(Assignment) Take each line below that has "suma" and copy it.

(Provided entries)
***

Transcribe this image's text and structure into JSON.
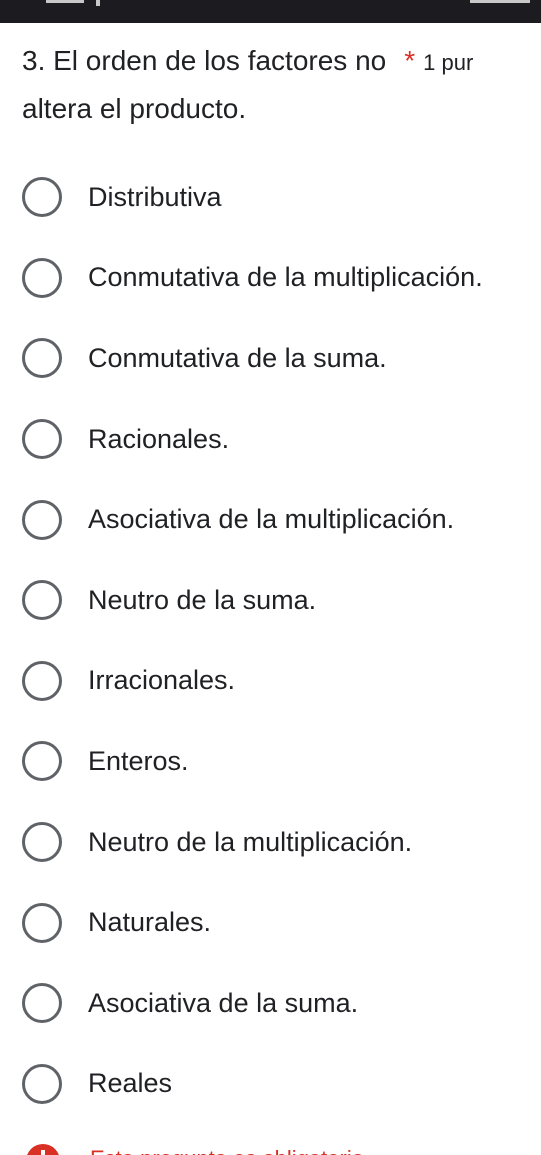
{
  "question": {
    "number_and_title_line1": "3. El orden de los factores no",
    "title_line2": "altera el producto.",
    "required_marker": "*",
    "points": "1 pur"
  },
  "options": [
    {
      "label": "Distributiva"
    },
    {
      "label": "Conmutativa de la multiplicación."
    },
    {
      "label": "Conmutativa de la suma."
    },
    {
      "label": "Racionales."
    },
    {
      "label": "Asociativa de la multiplicación."
    },
    {
      "label": "Neutro de la suma."
    },
    {
      "label": "Irracionales."
    },
    {
      "label": "Enteros."
    },
    {
      "label": "Neutro de la multiplicación."
    },
    {
      "label": "Naturales."
    },
    {
      "label": "Asociativa de la suma."
    },
    {
      "label": "Reales"
    }
  ],
  "footer": {
    "warning_text": "Esta pregunta es obligatoria",
    "icon": "error-icon",
    "color": "#d93025"
  }
}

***

(Answer for the task)
      "label": "Conmutativa de la suma."
      "label": "Neutro de la suma."
      "label": "Asociativa de la suma."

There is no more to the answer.